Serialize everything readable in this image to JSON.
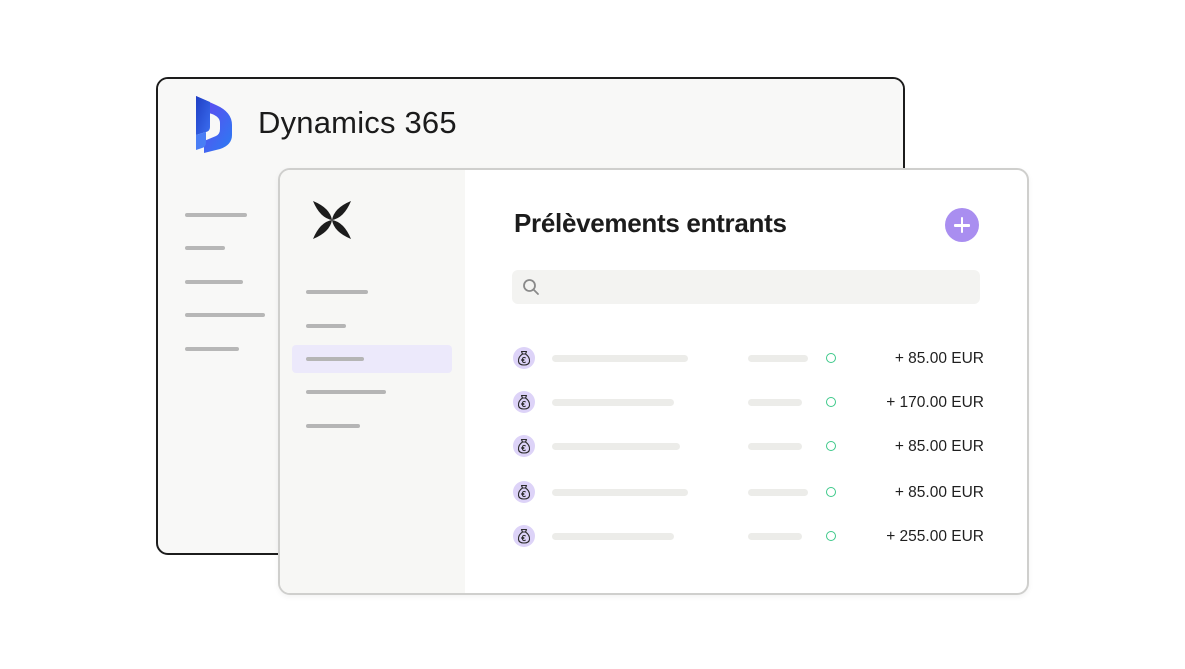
{
  "back_window": {
    "title": "Dynamics 365",
    "logo_icon": "dynamics-365-logo-icon"
  },
  "front_window": {
    "logo_icon": "four-petal-brand-logo-icon",
    "page_title": "Prélèvements entrants",
    "add_icon": "plus-icon",
    "search": {
      "icon": "search-icon",
      "value": "",
      "placeholder": ""
    },
    "status_color": "#3ec98a",
    "accent_color": "#a98ef0",
    "rows": [
      {
        "icon": "money-bag-euro-icon",
        "amount": "+ 85.00 EUR"
      },
      {
        "icon": "money-bag-euro-icon",
        "amount": "+ 170.00 EUR"
      },
      {
        "icon": "money-bag-euro-icon",
        "amount": "+ 85.00 EUR"
      },
      {
        "icon": "money-bag-euro-icon",
        "amount": "+ 85.00 EUR"
      },
      {
        "icon": "money-bag-euro-icon",
        "amount": "+ 255.00 EUR"
      }
    ]
  }
}
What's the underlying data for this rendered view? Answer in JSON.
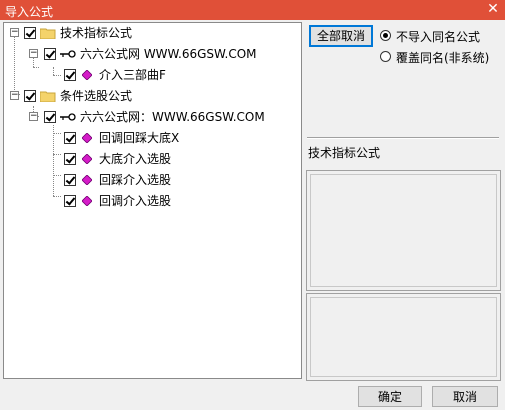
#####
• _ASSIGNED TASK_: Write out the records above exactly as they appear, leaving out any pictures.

• _WRITTEN SOLUTION_:
Serialize everything readable in this image to JSON.
{
  "back_window": {
    "title": "Dynamics 365",
    "logo_icon": "dynamics-365-logo-icon"
  },
  "front_window": {
    "logo_icon": "four-petal-brand-logo-icon",
    "page_title": "Prélèvements entrants",
    "add_icon": "plus-icon",
    "search": {
      "icon": "search-icon",
      "value": "",
      "placeholder": ""
    },
    "status_color": "#3ec98a",
    "accent_color": "#a98ef0",
    "rows": [
      {
        "icon": "money-bag-euro-icon",
        "amount": "+ 85.00 EUR"
      },
      {
        "icon": "money-bag-euro-icon",
        "amount": "+ 170.00 EUR"
      },
      {
        "icon": "money-bag-euro-icon",
        "amount": "+ 85.00 EUR"
      },
      {
        "icon": "money-bag-euro-icon",
        "amount": "+ 85.00 EUR"
      },
      {
        "icon": "money-bag-euro-icon",
        "amount": "+ 255.00 EUR"
      }
    ]
  }
}
What's the underlying data for this rendered view? Answer in JSON.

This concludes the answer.